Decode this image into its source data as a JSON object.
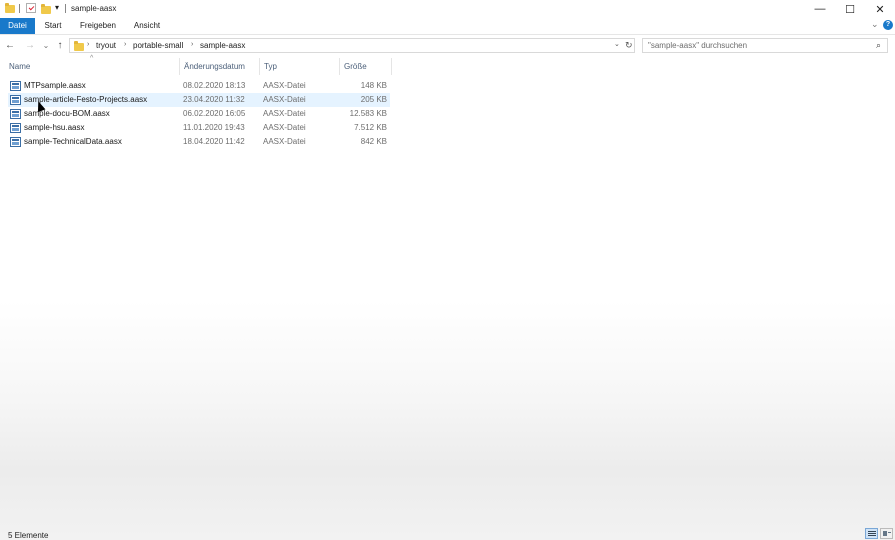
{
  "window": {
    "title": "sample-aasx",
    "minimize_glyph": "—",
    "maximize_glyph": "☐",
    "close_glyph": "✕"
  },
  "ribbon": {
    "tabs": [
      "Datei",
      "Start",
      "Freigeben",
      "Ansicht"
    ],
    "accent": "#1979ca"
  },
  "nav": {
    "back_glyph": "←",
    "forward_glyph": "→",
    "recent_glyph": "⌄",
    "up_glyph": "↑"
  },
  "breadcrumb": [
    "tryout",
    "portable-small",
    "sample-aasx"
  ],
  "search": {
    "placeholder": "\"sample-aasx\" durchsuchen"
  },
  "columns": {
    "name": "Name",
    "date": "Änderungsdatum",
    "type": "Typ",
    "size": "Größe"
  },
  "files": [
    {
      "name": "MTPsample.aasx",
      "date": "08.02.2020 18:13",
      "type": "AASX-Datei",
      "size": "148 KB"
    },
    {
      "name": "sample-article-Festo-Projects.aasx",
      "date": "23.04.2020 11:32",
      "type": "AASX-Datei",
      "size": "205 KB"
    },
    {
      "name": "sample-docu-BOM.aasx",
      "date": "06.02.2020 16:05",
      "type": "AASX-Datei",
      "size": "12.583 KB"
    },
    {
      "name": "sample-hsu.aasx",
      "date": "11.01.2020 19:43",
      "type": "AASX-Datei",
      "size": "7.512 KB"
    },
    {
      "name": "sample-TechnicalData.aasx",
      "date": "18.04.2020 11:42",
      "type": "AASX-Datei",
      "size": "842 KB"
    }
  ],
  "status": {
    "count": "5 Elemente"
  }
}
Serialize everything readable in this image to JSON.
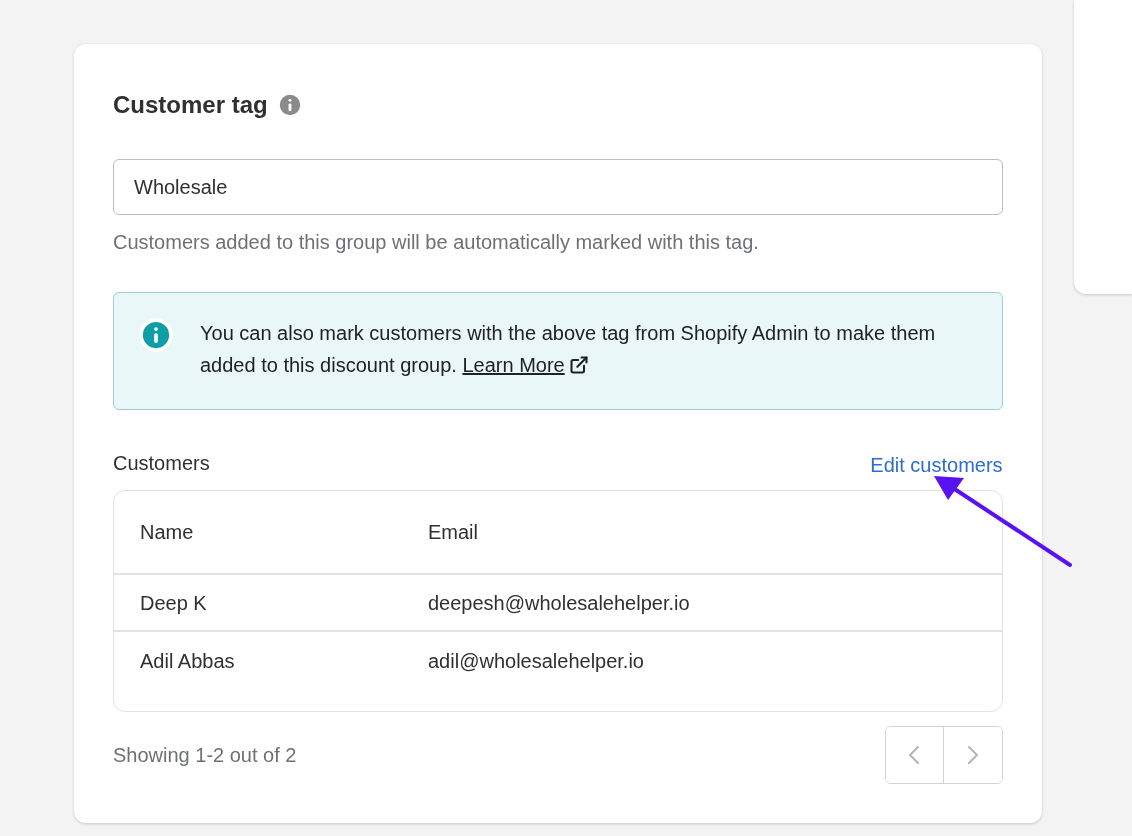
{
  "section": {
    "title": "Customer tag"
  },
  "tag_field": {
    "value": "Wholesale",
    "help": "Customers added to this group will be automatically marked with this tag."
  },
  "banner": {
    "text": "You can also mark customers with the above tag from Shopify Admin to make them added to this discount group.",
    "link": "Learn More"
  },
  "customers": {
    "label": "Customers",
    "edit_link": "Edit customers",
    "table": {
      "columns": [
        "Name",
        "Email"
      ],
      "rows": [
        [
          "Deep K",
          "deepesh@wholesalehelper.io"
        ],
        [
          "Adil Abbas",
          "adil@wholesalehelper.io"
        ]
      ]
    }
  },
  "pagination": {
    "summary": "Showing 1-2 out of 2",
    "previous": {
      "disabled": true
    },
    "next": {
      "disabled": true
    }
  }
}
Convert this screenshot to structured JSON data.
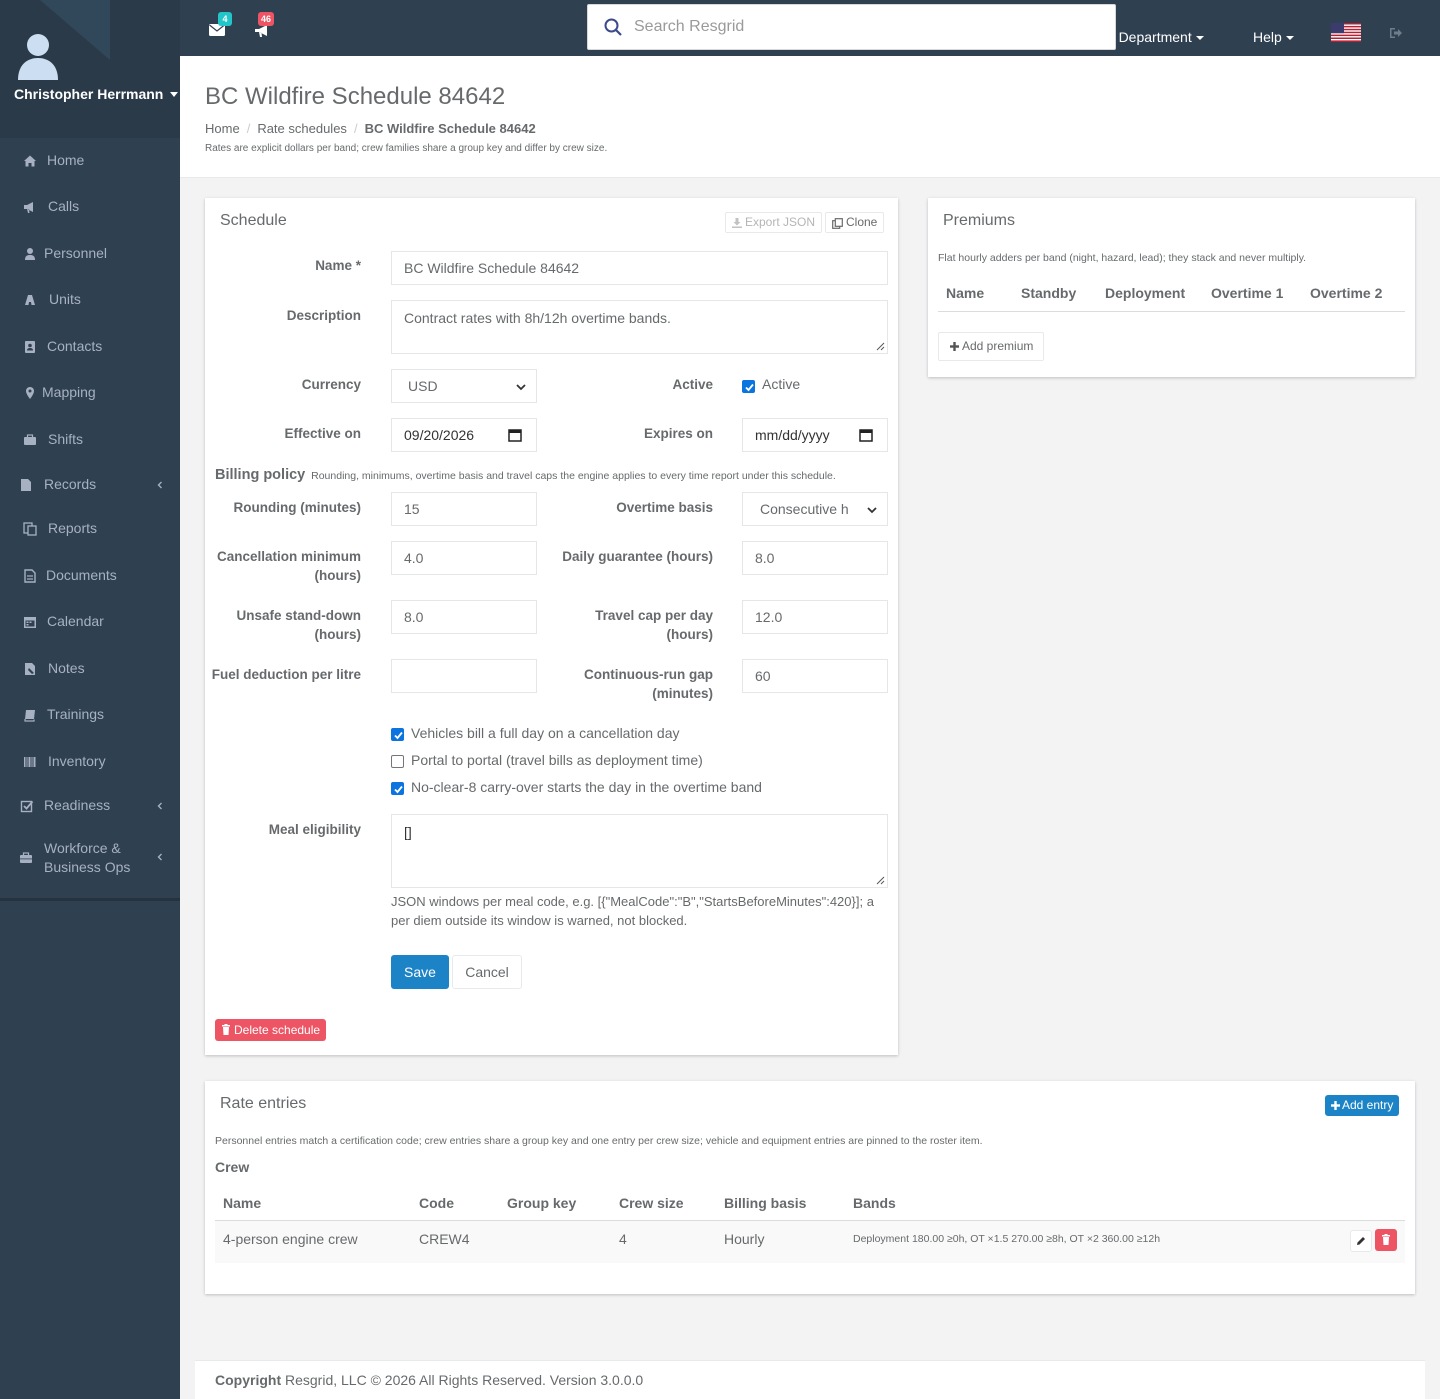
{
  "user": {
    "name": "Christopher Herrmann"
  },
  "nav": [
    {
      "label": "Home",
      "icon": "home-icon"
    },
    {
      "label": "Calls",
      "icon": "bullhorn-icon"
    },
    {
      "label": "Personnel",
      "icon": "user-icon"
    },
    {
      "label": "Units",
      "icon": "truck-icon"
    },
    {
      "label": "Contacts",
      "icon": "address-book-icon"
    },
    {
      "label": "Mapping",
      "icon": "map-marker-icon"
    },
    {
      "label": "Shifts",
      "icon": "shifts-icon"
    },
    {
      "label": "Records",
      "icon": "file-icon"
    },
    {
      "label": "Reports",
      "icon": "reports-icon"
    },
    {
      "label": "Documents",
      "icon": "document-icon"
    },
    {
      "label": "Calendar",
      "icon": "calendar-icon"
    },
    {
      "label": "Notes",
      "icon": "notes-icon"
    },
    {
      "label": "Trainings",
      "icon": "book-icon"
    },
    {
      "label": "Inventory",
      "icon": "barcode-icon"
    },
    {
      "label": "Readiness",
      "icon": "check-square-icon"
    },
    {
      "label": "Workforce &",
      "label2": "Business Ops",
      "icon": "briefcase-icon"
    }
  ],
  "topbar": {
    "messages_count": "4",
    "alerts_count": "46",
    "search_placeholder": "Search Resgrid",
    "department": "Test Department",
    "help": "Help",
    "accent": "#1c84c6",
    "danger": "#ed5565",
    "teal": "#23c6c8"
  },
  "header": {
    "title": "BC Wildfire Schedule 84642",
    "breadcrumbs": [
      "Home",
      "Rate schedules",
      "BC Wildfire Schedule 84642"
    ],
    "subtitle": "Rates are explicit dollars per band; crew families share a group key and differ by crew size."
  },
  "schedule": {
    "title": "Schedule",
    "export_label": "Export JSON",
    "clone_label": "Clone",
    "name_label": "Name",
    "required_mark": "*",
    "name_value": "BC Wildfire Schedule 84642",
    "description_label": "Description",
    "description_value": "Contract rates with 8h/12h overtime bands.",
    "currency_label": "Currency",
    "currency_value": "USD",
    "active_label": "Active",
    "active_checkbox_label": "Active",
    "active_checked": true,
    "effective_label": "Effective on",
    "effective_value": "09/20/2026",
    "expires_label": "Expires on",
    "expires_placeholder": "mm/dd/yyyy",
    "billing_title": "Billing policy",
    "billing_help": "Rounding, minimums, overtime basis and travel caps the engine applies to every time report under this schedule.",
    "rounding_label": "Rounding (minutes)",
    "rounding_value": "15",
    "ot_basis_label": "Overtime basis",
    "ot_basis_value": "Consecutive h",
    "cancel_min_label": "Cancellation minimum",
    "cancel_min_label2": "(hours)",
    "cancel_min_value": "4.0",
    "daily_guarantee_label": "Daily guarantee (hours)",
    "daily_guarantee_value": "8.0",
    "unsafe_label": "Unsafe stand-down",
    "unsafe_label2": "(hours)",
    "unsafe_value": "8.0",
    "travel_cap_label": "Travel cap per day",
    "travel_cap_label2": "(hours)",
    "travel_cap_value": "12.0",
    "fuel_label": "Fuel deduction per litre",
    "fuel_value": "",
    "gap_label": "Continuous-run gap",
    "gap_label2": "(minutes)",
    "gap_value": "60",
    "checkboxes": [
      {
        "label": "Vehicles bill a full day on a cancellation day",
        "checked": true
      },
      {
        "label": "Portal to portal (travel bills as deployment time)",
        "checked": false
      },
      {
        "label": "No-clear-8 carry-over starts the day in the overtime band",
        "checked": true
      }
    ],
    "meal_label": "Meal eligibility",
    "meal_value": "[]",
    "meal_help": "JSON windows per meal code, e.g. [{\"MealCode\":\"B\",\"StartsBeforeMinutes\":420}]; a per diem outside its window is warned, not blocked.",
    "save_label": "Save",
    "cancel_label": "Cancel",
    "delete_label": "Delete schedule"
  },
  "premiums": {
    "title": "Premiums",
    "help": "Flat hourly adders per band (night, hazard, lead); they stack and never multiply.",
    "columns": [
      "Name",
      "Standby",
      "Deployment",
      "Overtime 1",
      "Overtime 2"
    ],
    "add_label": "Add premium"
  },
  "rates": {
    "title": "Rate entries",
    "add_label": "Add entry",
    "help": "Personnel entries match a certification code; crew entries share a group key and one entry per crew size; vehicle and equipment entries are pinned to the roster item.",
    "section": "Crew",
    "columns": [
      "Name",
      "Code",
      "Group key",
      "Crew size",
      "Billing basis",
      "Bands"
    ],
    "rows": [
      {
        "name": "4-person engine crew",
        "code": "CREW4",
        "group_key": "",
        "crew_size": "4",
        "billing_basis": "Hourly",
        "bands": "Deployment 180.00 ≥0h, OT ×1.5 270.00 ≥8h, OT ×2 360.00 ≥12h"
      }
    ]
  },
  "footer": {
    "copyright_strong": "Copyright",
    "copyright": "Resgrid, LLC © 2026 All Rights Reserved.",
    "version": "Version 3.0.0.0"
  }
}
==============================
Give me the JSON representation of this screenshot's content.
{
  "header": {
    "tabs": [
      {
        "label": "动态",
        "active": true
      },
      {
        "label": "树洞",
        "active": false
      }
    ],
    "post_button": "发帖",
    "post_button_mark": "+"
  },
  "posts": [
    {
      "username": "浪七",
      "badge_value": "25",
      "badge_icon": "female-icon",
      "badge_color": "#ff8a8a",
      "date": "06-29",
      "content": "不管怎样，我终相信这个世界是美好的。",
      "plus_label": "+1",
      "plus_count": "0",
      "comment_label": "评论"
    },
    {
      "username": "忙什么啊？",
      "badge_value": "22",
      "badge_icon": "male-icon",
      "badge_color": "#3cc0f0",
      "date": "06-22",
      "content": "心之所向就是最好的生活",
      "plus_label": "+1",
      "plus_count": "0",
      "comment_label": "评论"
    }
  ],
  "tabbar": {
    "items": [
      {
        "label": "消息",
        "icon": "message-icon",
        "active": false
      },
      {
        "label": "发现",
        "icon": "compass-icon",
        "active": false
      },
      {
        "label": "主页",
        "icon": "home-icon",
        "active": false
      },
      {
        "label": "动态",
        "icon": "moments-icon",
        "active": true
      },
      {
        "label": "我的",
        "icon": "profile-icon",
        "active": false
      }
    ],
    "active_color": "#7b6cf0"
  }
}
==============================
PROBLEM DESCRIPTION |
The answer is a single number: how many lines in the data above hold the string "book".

RESPONSE BELOW |
2